WORK ORDER:
Copy out the entries that come next, exactly.

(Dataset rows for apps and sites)
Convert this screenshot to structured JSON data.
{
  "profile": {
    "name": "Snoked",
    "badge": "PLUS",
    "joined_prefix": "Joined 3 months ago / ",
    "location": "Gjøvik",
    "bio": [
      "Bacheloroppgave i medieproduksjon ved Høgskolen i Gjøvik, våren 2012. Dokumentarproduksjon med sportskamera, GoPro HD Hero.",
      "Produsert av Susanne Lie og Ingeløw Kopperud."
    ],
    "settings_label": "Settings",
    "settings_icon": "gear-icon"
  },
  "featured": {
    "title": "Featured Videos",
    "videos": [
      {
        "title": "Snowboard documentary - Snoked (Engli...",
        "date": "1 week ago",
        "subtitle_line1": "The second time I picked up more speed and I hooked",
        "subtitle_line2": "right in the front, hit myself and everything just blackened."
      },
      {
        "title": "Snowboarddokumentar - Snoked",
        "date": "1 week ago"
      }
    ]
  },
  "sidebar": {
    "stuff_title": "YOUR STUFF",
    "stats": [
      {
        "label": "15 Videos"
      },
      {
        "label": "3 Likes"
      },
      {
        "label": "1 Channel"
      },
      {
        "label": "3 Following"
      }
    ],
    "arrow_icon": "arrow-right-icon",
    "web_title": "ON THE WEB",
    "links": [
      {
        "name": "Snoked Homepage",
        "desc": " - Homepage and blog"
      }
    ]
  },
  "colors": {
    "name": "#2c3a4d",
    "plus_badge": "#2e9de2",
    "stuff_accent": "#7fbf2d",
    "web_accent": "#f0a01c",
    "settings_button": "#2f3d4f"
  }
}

RESULT BELOW:
Convert this screenshot to structured JSON data.
{
  "profile": {
    "name": "Snoked",
    "badge": "PLUS",
    "joined_prefix": "Joined 3 months ago / ",
    "location": "Gjøvik",
    "bio": [
      "Bacheloroppgave i medieproduksjon ved Høgskolen i Gjøvik, våren 2012. Dokumentarproduksjon med sportskamera, GoPro HD Hero.",
      "Produsert av Susanne Lie og Ingeløw Kopperud."
    ],
    "settings_label": "Settings",
    "settings_icon": "gear-icon"
  },
  "featured": {
    "title": "Featured Videos",
    "videos": [
      {
        "title": "Snowboard documentary - Snoked (Engli...",
        "date": "1 week ago",
        "subtitle_line1": "The second time I picked up more speed and I hooked",
        "subtitle_line2": "right in the front, hit myself and everything just blackened."
      },
      {
        "title": "Snowboarddokumentar - Snoked",
        "date": "1 week ago"
      }
    ]
  },
  "sidebar": {
    "stuff_title": "YOUR STUFF",
    "stats": [
      {
        "label": "15 Videos"
      },
      {
        "label": "3 Likes"
      },
      {
        "label": "1 Channel"
      },
      {
        "label": "3 Following"
      }
    ],
    "arrow_icon": "arrow-right-icon",
    "web_title": "ON THE WEB",
    "links": [
      {
        "name": "Snoked Homepage",
        "desc": " - Homepage and blog"
      }
    ]
  },
  "colors": {
    "name": "#2c3a4d",
    "plus_badge": "#2e9de2",
    "stuff_accent": "#7fbf2d",
    "web_accent": "#f0a01c",
    "settings_button": "#2f3d4f"
  }
}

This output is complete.